**Information shown**
--- START ---

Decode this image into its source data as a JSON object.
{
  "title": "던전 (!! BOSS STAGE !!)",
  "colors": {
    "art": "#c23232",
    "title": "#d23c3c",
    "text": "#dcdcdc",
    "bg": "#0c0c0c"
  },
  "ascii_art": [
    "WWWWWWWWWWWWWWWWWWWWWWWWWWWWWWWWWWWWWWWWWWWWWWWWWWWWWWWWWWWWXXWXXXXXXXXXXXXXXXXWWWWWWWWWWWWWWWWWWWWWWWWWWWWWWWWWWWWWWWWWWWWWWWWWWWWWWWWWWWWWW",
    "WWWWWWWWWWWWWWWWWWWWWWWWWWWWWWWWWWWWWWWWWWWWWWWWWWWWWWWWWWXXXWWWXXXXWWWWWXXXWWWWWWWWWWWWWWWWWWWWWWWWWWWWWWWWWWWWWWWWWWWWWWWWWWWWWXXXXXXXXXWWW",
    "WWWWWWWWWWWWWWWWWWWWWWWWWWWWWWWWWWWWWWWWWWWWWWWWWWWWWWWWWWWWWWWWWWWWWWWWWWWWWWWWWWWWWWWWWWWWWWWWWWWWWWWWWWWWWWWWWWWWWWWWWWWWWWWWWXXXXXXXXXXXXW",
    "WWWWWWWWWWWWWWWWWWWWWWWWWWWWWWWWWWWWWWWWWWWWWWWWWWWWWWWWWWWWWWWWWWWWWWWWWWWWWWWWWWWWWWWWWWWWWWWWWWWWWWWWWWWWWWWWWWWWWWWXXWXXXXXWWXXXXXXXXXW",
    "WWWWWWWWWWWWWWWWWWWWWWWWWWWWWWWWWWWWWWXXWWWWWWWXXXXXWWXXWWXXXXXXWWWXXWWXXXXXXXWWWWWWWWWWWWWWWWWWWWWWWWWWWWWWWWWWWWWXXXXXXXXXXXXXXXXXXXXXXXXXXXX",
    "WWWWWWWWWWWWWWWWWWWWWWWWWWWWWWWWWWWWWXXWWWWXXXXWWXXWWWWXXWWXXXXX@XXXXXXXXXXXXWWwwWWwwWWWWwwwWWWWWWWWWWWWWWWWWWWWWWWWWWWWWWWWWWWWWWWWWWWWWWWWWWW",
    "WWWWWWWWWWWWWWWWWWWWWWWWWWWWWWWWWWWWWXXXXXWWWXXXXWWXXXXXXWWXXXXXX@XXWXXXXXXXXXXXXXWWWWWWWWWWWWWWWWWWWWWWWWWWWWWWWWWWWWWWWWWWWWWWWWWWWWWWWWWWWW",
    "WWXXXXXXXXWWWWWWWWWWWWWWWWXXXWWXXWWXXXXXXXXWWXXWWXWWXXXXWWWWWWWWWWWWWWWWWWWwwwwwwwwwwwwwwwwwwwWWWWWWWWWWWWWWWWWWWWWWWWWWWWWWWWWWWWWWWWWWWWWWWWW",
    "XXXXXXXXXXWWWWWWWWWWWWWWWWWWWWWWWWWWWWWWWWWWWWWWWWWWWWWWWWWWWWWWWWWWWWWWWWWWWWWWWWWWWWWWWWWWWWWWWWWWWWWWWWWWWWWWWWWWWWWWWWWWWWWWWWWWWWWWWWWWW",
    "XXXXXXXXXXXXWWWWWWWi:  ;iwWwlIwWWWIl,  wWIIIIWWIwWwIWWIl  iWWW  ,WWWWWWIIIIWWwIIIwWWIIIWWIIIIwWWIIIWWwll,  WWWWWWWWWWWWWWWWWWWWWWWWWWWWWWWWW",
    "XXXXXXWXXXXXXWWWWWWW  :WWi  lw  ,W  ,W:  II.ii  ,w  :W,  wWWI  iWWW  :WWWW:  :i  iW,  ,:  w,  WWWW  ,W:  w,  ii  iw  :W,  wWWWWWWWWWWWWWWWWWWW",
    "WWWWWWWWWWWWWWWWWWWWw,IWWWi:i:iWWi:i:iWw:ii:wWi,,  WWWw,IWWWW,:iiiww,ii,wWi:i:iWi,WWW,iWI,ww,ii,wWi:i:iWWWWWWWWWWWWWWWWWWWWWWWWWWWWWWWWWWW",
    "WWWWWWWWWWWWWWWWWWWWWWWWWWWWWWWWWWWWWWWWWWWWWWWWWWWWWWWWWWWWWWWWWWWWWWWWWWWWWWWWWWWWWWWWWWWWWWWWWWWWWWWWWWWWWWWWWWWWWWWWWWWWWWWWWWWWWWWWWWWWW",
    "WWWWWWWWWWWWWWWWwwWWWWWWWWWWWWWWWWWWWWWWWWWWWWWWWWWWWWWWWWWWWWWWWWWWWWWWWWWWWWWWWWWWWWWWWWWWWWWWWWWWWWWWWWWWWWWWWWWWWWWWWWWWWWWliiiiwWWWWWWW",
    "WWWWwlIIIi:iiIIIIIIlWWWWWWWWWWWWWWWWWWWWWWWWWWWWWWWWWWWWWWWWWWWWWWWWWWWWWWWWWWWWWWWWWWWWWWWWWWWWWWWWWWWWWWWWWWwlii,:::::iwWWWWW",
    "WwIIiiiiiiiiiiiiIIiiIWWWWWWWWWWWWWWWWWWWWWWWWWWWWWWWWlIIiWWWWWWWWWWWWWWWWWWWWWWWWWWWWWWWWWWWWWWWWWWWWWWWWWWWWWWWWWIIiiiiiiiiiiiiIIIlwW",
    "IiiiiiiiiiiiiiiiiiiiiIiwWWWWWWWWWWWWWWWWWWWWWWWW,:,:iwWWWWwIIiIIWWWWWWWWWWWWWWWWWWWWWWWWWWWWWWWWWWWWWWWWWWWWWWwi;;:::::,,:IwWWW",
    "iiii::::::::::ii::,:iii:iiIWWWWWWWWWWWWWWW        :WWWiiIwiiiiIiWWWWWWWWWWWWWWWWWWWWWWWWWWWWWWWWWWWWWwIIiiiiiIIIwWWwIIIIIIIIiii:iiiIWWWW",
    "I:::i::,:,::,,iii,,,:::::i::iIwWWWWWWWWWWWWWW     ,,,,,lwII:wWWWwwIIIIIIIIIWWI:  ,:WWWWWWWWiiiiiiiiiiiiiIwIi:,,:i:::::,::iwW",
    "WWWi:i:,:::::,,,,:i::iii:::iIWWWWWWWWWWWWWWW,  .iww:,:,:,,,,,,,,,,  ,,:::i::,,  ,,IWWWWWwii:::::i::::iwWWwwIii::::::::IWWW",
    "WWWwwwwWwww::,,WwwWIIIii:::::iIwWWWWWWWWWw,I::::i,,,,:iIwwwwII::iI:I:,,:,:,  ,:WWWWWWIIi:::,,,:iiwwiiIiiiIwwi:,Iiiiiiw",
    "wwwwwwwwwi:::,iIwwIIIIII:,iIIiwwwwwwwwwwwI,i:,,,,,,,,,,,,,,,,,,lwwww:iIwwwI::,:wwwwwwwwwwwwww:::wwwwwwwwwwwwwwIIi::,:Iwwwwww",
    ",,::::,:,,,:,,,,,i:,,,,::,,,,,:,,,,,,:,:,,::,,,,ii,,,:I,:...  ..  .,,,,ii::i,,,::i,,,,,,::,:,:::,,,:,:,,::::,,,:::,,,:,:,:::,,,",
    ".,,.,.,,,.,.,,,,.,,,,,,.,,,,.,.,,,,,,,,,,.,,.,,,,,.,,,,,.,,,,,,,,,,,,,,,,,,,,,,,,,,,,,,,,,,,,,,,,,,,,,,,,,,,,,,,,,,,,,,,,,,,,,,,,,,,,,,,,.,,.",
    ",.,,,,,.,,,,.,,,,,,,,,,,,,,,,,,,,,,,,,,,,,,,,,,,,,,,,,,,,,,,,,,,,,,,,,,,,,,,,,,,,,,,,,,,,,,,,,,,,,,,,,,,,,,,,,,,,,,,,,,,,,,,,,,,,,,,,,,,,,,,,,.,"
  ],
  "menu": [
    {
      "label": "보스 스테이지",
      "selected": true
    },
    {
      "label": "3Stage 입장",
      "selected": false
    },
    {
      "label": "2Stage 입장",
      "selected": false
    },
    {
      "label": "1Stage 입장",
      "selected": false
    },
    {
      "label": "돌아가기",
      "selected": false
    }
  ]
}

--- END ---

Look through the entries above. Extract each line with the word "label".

**Solution**
      "label": "보스 스테이지",
      "label": "3Stage 입장",
      "label": "2Stage 입장",
      "label": "1Stage 입장",
      "label": "돌아가기",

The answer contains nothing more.